(Image credit: Future)

While the image quality gap is closing in general, computational photography is not 100% reliable, and there are ways in which compact cameras make better quality pictures for specific scenarios; lens reach, larger image sensors, better autofocus performance. 

Of course, image quality is only one consideration when it comes to choosing a camera. The fact that a phone is most likely to be the camera in your pocket, and is a multi-purpose device that keeps those around you at ease in a way a dedicated camera do not, may just provide photo opportunities that you would otherwise not get. 

A smartphone is also the most convenient picture-taking and sharing tool. If the scenario is fitting to a smartphone camera's strengths – for example, wide-angle, bright light, or simple compositions – then you're unlikely pine for more. Take time to learn how to use a smartphone for photography, though, and you may just elevate your pictures to the point where you start to want a dedicated camera.

Timothy Coleman
Cameras editor

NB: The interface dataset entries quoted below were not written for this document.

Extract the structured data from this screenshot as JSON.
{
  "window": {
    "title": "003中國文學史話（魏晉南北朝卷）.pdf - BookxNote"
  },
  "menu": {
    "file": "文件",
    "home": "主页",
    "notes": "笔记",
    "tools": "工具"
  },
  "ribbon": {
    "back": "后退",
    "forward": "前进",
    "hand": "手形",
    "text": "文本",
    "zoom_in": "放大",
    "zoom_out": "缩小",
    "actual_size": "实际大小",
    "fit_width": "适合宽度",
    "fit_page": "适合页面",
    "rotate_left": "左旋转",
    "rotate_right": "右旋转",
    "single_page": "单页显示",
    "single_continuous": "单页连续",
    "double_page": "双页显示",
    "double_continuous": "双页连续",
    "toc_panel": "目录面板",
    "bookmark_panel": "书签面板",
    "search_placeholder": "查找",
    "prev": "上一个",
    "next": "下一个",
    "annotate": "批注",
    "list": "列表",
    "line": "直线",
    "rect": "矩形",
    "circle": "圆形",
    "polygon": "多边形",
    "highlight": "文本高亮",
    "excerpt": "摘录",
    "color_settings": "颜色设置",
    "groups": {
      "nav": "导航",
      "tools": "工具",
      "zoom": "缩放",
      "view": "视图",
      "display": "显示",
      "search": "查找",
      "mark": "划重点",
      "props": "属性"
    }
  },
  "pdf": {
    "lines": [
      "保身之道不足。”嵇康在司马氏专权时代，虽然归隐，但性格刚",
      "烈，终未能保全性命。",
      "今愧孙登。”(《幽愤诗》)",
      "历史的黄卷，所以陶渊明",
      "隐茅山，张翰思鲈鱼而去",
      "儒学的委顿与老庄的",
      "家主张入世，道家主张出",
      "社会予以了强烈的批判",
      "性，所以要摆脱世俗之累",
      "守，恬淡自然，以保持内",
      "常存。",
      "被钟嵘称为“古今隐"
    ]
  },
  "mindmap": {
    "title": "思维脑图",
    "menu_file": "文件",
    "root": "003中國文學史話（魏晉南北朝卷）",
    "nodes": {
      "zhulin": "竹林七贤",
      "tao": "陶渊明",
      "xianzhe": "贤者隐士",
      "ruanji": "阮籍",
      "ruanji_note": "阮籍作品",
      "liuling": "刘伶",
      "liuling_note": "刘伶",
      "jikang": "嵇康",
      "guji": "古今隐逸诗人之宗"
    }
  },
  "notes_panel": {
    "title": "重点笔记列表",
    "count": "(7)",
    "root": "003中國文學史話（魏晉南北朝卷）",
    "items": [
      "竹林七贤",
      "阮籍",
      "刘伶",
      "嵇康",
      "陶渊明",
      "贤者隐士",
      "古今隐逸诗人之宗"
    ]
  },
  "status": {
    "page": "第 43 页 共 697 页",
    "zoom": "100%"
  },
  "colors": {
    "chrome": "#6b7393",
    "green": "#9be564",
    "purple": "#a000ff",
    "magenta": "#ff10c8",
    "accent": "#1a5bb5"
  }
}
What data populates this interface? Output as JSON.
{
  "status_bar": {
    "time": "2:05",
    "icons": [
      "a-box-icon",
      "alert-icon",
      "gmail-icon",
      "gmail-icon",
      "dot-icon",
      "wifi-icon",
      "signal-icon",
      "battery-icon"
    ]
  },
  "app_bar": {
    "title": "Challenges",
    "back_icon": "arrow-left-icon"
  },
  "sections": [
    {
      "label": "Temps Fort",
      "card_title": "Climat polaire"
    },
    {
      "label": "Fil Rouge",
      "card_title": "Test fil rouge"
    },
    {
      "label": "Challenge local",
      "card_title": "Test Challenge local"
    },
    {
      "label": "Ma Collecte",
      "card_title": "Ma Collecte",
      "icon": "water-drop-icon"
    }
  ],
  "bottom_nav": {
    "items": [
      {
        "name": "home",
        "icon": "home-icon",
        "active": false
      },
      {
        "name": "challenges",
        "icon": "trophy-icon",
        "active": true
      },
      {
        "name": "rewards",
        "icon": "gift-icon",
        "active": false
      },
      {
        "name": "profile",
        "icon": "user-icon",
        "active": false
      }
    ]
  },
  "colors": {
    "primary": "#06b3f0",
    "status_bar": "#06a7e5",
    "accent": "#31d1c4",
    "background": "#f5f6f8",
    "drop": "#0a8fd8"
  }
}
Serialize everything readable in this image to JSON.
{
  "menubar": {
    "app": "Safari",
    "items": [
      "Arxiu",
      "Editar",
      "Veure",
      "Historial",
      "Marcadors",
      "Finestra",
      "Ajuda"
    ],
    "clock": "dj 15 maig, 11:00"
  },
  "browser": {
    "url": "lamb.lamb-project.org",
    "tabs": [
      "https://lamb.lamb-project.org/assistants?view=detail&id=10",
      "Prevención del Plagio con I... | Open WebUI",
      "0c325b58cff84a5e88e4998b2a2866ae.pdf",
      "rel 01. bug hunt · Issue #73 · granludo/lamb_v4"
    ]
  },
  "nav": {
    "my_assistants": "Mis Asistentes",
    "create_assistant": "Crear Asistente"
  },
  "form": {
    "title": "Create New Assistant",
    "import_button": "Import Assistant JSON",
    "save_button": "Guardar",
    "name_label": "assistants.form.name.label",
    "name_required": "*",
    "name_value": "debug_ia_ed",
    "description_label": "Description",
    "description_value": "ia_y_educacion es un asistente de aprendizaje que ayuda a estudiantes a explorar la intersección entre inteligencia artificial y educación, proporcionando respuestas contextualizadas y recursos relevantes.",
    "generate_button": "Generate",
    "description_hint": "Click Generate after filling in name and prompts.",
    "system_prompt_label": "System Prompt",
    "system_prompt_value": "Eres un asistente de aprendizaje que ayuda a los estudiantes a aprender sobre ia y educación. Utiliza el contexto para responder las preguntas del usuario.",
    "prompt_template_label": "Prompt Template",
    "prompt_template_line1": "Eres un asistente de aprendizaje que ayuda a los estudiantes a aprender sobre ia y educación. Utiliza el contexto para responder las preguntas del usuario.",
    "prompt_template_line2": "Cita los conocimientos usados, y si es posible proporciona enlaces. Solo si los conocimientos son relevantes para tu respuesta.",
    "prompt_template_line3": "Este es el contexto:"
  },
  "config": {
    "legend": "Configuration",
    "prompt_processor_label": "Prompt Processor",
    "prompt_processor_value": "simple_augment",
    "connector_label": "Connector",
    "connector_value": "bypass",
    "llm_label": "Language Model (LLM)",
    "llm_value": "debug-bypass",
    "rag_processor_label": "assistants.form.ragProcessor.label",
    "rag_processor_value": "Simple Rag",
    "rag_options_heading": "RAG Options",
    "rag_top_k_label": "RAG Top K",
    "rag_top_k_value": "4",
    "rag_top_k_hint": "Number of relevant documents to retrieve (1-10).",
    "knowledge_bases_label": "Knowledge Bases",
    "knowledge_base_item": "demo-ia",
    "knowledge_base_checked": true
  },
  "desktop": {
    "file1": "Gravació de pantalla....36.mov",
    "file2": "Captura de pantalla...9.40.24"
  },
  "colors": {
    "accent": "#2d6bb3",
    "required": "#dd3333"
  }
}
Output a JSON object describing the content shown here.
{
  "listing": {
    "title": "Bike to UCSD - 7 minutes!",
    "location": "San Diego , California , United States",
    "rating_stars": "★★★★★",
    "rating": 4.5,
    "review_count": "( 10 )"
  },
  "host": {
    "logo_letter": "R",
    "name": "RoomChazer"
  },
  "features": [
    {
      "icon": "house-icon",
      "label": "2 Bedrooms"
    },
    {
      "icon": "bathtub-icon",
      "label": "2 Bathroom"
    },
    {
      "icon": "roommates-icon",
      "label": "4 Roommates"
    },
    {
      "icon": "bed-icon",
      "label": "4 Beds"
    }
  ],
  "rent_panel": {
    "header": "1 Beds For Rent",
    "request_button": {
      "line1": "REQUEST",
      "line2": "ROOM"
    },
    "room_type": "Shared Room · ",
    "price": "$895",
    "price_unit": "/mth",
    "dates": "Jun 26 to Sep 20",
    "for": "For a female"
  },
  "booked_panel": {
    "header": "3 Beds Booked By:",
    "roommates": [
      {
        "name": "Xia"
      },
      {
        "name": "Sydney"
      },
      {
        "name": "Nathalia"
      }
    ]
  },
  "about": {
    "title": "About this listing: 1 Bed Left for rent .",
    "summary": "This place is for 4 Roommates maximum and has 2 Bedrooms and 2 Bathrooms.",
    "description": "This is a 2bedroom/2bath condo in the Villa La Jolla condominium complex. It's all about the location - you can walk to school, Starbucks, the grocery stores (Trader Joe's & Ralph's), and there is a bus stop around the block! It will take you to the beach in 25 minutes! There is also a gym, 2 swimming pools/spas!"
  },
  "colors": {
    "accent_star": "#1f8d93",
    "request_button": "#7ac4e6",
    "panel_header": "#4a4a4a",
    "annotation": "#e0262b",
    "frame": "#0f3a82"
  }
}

Tim is the Cameras editor at TechRadar. He has enjoyed more than 15 years in the photo video industry with most of those in the world of tech journalism. During his time as Deputy Technical Editor with Amateur Photographer, as a freelancer and consequently editor at Tech Radar, Tim has developed a deeply technical knowledge and practical experience with cameras, educating others through news, reviews and features. He’s also worked in video production for Studio 44 with clients including Canon, and volunteers his spare time to consult a non-profit, diverse stories team based in Nairobi. Tim is curious, a keen creative, avid footballer and runner, and moderate flat white drinker who has lived in Kenya and believes we have much to enjoy and learn from each other.